Do I need to rest?
Did running or activity cause it or make things worse?
Relative rest is ideal just like with tendons in our previous newsletter, doing something is better than avoiding all activity. It may be useful in the short term to reduce some provocative activities or modify how we are doing them but we have to start somewhere or getting back to meaningful and necessary physical activity will be near impossible!
Its unlikely that running or physical activity alone actually causes osteoarthritic joint changes; we now know there are plenty of other factors, some modifiable (lifestyle factors, being overweight, lack of physical activity, beliefs, fear) and others unmodifiable (genetics, age, sex) that are more plausible influences as to why individuals develop pain and symptoms related to osteoarthritis.

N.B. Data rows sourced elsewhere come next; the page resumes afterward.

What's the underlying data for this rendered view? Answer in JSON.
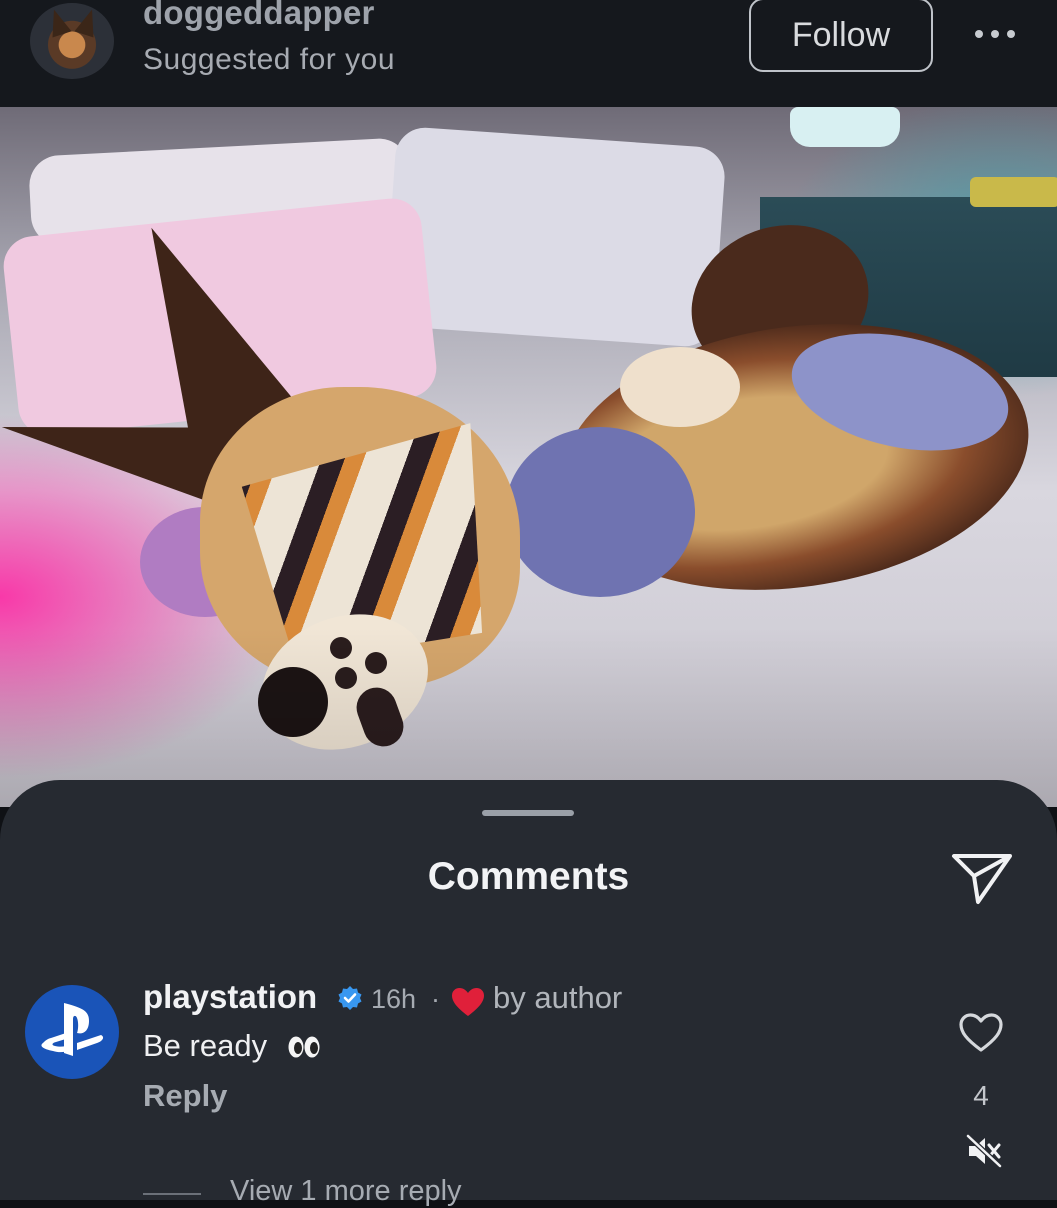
{
  "post_header": {
    "username": "doggeddapper",
    "subtitle": "Suggested for you",
    "follow_label": "Follow",
    "more_icon": "more-horizontal-icon"
  },
  "comments_sheet": {
    "title": "Comments",
    "share_icon": "send-icon",
    "comments": [
      {
        "username": "playstation",
        "verified": true,
        "time": "16h",
        "separator": "·",
        "liked_by_author_label": "by author",
        "text": "Be ready",
        "text_emoji": "eyes-emoji",
        "reply_label": "Reply",
        "like_count": "4",
        "view_replies_label": "View 1 more reply"
      }
    ]
  },
  "colors": {
    "sheet_bg": "#262a31",
    "header_bg": "#15181d",
    "playstation_blue": "#1a54b8",
    "verified_blue": "#3897f0",
    "heart_red": "#e0203a"
  }
}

As discussed above, moderate loading/unloading cycles are needed for cartilage to stay healthy, muscles need exercise to stay strong and have capacity for activity, and bone also adapts and becomes more robust in response to load.

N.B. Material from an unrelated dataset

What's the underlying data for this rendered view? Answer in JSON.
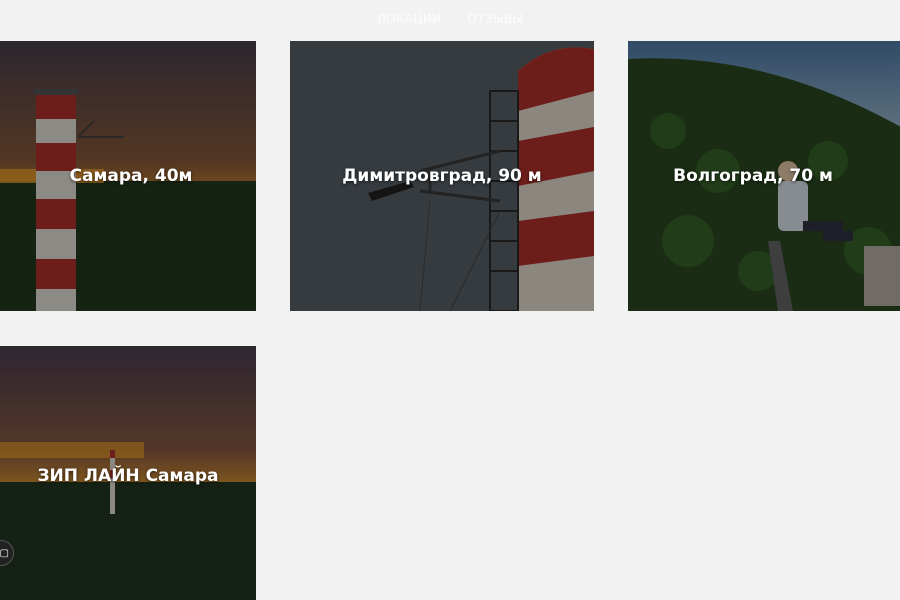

The idea that running and activity is “bad” for knees and hips is a myth!
Do I need an injection or surgery?
An injection such as cortisone may be useful in quelling pain in the short term however this is not a permanent solution and should be considered a 2nd-line measure that accompanies education, exercise and weight management!
As per the RACGP (Royal Australian College of General Practitioners) guidelines, all individuals with osteoarthritis should be offered these 3 treatment options first and foremost before trialling other 2nd-line or 3rd-line treatments as per the diagram above!
Injectables can be a useful tool for the right patient but only if pain is a significant barrier to participating in exercise. Much the same can be said for surgery, other options should be exhausted or trialled before this step is considered and there are associated costs and risks along with the supposed benefits… surgery is appropriate for the right patient and definitely does NOT come first.
So what do we do next? How do we exercise with painful joints?
How do I start exercising?
Its important that we optimally load muscles in such a way that the joint isn’t excessively aggravated; having guidance and help early on is crucial, especially since trialling new exercises can be a tricky process if you haven’t done any formal strength training in the past.
Land-based strengthening is key in order to restore strength and function to the joint adequate for the challenges of daily life which come with osteoarthritis. Exercise in the pool may feel good but does not prepare the body for the requirements of land-based activity.
The GLA:D program
The GLA:D program is a fantastic option for individuals suffering with hip and knee osteoarthritis; in the program physiotherapists guide patients through a set of simple land-based exercises which are relevant to tasks that osteoarthritis sufferers commonly have difficulty with. Over 2021 at Power Physiotherapy we ran several GLA:D exercise classes and education seminars with some pretty fantastic results!
Take Home Message! Whilst osteoarthritis is a lifelong condition, pain and disability doesn’t have to be! Exercise, education and weight management need to be the bread and butter of our rehabilitation before we consider more invasive treatments (which are costly, can be risky and don’t always work!).
Exercise and physical activity is safe to do even with some pain, as discussed in all of our previous newsletters in this series – pain does not equal more damage or harm is occurring to structures and to improve the situation, doing something is better than nothing at all!
The GLA:D program is a fantastic option for individuals with osteoarthritis of the hip or knee who are unsure about how to start exercising and enjoy a bit of a challenge!
If you would like to know more about osteoarthritis and how you can manage your joint-pain better, get in contact with us (reply to this email or give the clinic a call on 9440 6125) regarding our upcoming GLA:D education seminar!